*** Block opens ***

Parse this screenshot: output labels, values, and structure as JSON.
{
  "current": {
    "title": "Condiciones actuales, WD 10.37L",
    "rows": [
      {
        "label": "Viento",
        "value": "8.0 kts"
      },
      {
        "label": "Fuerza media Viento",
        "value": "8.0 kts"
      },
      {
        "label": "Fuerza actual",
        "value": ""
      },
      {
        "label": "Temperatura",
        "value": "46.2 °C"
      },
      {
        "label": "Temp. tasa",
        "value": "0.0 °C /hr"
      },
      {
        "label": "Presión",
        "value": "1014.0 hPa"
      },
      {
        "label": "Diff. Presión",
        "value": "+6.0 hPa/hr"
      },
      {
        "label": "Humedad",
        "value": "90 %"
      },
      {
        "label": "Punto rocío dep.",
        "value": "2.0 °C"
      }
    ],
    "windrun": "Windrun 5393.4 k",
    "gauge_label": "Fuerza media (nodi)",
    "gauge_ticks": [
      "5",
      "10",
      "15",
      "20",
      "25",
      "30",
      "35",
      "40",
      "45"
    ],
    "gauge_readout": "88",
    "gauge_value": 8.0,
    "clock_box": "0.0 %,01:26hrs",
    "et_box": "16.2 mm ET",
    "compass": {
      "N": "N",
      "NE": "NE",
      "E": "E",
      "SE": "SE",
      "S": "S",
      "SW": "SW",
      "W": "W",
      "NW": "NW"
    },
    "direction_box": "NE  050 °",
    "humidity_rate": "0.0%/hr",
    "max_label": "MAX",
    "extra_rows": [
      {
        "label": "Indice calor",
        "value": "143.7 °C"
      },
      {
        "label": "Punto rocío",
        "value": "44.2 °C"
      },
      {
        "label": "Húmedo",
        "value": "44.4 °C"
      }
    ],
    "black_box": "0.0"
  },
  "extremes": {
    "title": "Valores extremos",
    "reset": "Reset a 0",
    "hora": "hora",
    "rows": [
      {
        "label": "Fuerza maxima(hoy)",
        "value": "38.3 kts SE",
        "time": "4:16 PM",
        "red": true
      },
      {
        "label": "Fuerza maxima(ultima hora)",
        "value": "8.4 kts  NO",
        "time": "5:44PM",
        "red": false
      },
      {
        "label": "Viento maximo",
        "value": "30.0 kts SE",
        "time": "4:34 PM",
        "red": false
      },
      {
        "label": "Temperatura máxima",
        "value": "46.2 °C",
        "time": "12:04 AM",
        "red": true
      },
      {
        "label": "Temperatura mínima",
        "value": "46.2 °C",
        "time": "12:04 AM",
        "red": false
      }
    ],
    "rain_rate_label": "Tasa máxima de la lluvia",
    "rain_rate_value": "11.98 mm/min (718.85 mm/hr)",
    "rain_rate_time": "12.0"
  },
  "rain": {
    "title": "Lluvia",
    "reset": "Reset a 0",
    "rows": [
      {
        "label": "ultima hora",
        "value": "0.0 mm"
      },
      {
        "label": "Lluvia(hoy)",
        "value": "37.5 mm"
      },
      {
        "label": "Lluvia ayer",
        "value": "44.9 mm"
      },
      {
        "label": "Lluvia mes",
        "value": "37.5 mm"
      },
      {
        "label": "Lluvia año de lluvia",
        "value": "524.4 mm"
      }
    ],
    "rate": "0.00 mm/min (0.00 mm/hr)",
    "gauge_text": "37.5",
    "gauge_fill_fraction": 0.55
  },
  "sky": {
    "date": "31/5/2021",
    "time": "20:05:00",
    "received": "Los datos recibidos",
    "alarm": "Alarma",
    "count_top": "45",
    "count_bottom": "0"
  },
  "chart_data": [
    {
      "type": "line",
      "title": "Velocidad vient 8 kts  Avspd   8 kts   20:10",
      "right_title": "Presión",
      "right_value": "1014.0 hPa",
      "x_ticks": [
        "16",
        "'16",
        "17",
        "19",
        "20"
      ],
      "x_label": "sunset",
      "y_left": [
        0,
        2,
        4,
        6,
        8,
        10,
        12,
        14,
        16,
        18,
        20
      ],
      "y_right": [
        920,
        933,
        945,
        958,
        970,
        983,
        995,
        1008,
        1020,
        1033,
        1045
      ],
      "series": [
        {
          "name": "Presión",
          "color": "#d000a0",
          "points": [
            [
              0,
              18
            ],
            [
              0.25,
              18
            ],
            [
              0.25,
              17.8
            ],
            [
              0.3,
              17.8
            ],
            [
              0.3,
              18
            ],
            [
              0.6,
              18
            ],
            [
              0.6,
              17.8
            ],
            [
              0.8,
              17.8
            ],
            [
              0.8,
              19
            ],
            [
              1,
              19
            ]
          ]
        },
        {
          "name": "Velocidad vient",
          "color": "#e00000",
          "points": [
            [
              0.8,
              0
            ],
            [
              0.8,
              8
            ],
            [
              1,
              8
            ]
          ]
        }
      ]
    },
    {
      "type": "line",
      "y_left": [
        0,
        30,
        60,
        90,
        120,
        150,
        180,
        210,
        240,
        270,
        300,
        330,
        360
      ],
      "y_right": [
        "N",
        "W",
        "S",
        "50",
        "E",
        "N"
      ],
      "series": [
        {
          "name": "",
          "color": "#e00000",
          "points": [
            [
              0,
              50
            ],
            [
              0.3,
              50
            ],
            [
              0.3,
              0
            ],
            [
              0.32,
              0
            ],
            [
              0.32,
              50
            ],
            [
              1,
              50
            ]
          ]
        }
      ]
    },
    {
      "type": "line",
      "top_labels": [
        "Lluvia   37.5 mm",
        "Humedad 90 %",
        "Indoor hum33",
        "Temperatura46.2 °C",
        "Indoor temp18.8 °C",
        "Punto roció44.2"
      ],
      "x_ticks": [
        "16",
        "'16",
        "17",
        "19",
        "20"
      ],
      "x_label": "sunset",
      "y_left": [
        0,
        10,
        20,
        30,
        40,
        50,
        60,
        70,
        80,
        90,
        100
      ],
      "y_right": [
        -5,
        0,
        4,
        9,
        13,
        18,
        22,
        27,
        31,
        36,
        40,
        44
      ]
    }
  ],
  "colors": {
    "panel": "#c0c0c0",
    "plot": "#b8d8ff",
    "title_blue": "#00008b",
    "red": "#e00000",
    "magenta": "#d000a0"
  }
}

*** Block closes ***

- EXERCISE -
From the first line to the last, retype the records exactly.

- WRITTEN SOLUTION -
Parse this screenshot: output labels, values, and structure as JSON.
{
  "current": {
    "title": "Condiciones actuales, WD 10.37L",
    "rows": [
      {
        "label": "Viento",
        "value": "8.0 kts"
      },
      {
        "label": "Fuerza media Viento",
        "value": "8.0 kts"
      },
      {
        "label": "Fuerza actual",
        "value": ""
      },
      {
        "label": "Temperatura",
        "value": "46.2 °C"
      },
      {
        "label": "Temp. tasa",
        "value": "0.0 °C /hr"
      },
      {
        "label": "Presión",
        "value": "1014.0 hPa"
      },
      {
        "label": "Diff. Presión",
        "value": "+6.0 hPa/hr"
      },
      {
        "label": "Humedad",
        "value": "90 %"
      },
      {
        "label": "Punto rocío dep.",
        "value": "2.0 °C"
      }
    ],
    "windrun": "Windrun 5393.4 k",
    "gauge_label": "Fuerza media (nodi)",
    "gauge_ticks": [
      "5",
      "10",
      "15",
      "20",
      "25",
      "30",
      "35",
      "40",
      "45"
    ],
    "gauge_readout": "88",
    "gauge_value": 8.0,
    "clock_box": "0.0 %,01:26hrs",
    "et_box": "16.2 mm ET",
    "compass": {
      "N": "N",
      "NE": "NE",
      "E": "E",
      "SE": "SE",
      "S": "S",
      "SW": "SW",
      "W": "W",
      "NW": "NW"
    },
    "direction_box": "NE  050 °",
    "humidity_rate": "0.0%/hr",
    "max_label": "MAX",
    "extra_rows": [
      {
        "label": "Indice calor",
        "value": "143.7 °C"
      },
      {
        "label": "Punto rocío",
        "value": "44.2 °C"
      },
      {
        "label": "Húmedo",
        "value": "44.4 °C"
      }
    ],
    "black_box": "0.0"
  },
  "extremes": {
    "title": "Valores extremos",
    "reset": "Reset a 0",
    "hora": "hora",
    "rows": [
      {
        "label": "Fuerza maxima(hoy)",
        "value": "38.3 kts SE",
        "time": "4:16 PM",
        "red": true
      },
      {
        "label": "Fuerza maxima(ultima hora)",
        "value": "8.4 kts  NO",
        "time": "5:44PM",
        "red": false
      },
      {
        "label": "Viento maximo",
        "value": "30.0 kts SE",
        "time": "4:34 PM",
        "red": false
      },
      {
        "label": "Temperatura máxima",
        "value": "46.2 °C",
        "time": "12:04 AM",
        "red": true
      },
      {
        "label": "Temperatura mínima",
        "value": "46.2 °C",
        "time": "12:04 AM",
        "red": false
      }
    ],
    "rain_rate_label": "Tasa máxima de la lluvia",
    "rain_rate_value": "11.98 mm/min (718.85 mm/hr)",
    "rain_rate_time": "12.0"
  },
  "rain": {
    "title": "Lluvia",
    "reset": "Reset a 0",
    "rows": [
      {
        "label": "ultima hora",
        "value": "0.0 mm"
      },
      {
        "label": "Lluvia(hoy)",
        "value": "37.5 mm"
      },
      {
        "label": "Lluvia ayer",
        "value": "44.9 mm"
      },
      {
        "label": "Lluvia mes",
        "value": "37.5 mm"
      },
      {
        "label": "Lluvia año de lluvia",
        "value": "524.4 mm"
      }
    ],
    "rate": "0.00 mm/min (0.00 mm/hr)",
    "gauge_text": "37.5",
    "gauge_fill_fraction": 0.55
  },
  "sky": {
    "date": "31/5/2021",
    "time": "20:05:00",
    "received": "Los datos recibidos",
    "alarm": "Alarma",
    "count_top": "45",
    "count_bottom": "0"
  },
  "chart_data": [
    {
      "type": "line",
      "title": "Velocidad vient 8 kts  Avspd   8 kts   20:10",
      "right_title": "Presión",
      "right_value": "1014.0 hPa",
      "x_ticks": [
        "16",
        "'16",
        "17",
        "19",
        "20"
      ],
      "x_label": "sunset",
      "y_left": [
        0,
        2,
        4,
        6,
        8,
        10,
        12,
        14,
        16,
        18,
        20
      ],
      "y_right": [
        920,
        933,
        945,
        958,
        970,
        983,
        995,
        1008,
        1020,
        1033,
        1045
      ],
      "series": [
        {
          "name": "Presión",
          "color": "#d000a0",
          "points": [
            [
              0,
              18
            ],
            [
              0.25,
              18
            ],
            [
              0.25,
              17.8
            ],
            [
              0.3,
              17.8
            ],
            [
              0.3,
              18
            ],
            [
              0.6,
              18
            ],
            [
              0.6,
              17.8
            ],
            [
              0.8,
              17.8
            ],
            [
              0.8,
              19
            ],
            [
              1,
              19
            ]
          ]
        },
        {
          "name": "Velocidad vient",
          "color": "#e00000",
          "points": [
            [
              0.8,
              0
            ],
            [
              0.8,
              8
            ],
            [
              1,
              8
            ]
          ]
        }
      ]
    },
    {
      "type": "line",
      "y_left": [
        0,
        30,
        60,
        90,
        120,
        150,
        180,
        210,
        240,
        270,
        300,
        330,
        360
      ],
      "y_right": [
        "N",
        "W",
        "S",
        "50",
        "E",
        "N"
      ],
      "series": [
        {
          "name": "",
          "color": "#e00000",
          "points": [
            [
              0,
              50
            ],
            [
              0.3,
              50
            ],
            [
              0.3,
              0
            ],
            [
              0.32,
              0
            ],
            [
              0.32,
              50
            ],
            [
              1,
              50
            ]
          ]
        }
      ]
    },
    {
      "type": "line",
      "top_labels": [
        "Lluvia   37.5 mm",
        "Humedad 90 %",
        "Indoor hum33",
        "Temperatura46.2 °C",
        "Indoor temp18.8 °C",
        "Punto roció44.2"
      ],
      "x_ticks": [
        "16",
        "'16",
        "17",
        "19",
        "20"
      ],
      "x_label": "sunset",
      "y_left": [
        0,
        10,
        20,
        30,
        40,
        50,
        60,
        70,
        80,
        90,
        100
      ],
      "y_right": [
        -5,
        0,
        4,
        9,
        13,
        18,
        22,
        27,
        31,
        36,
        40,
        44
      ]
    }
  ],
  "colors": {
    "panel": "#c0c0c0",
    "plot": "#b8d8ff",
    "title_blue": "#00008b",
    "red": "#e00000",
    "magenta": "#d000a0"
  }
}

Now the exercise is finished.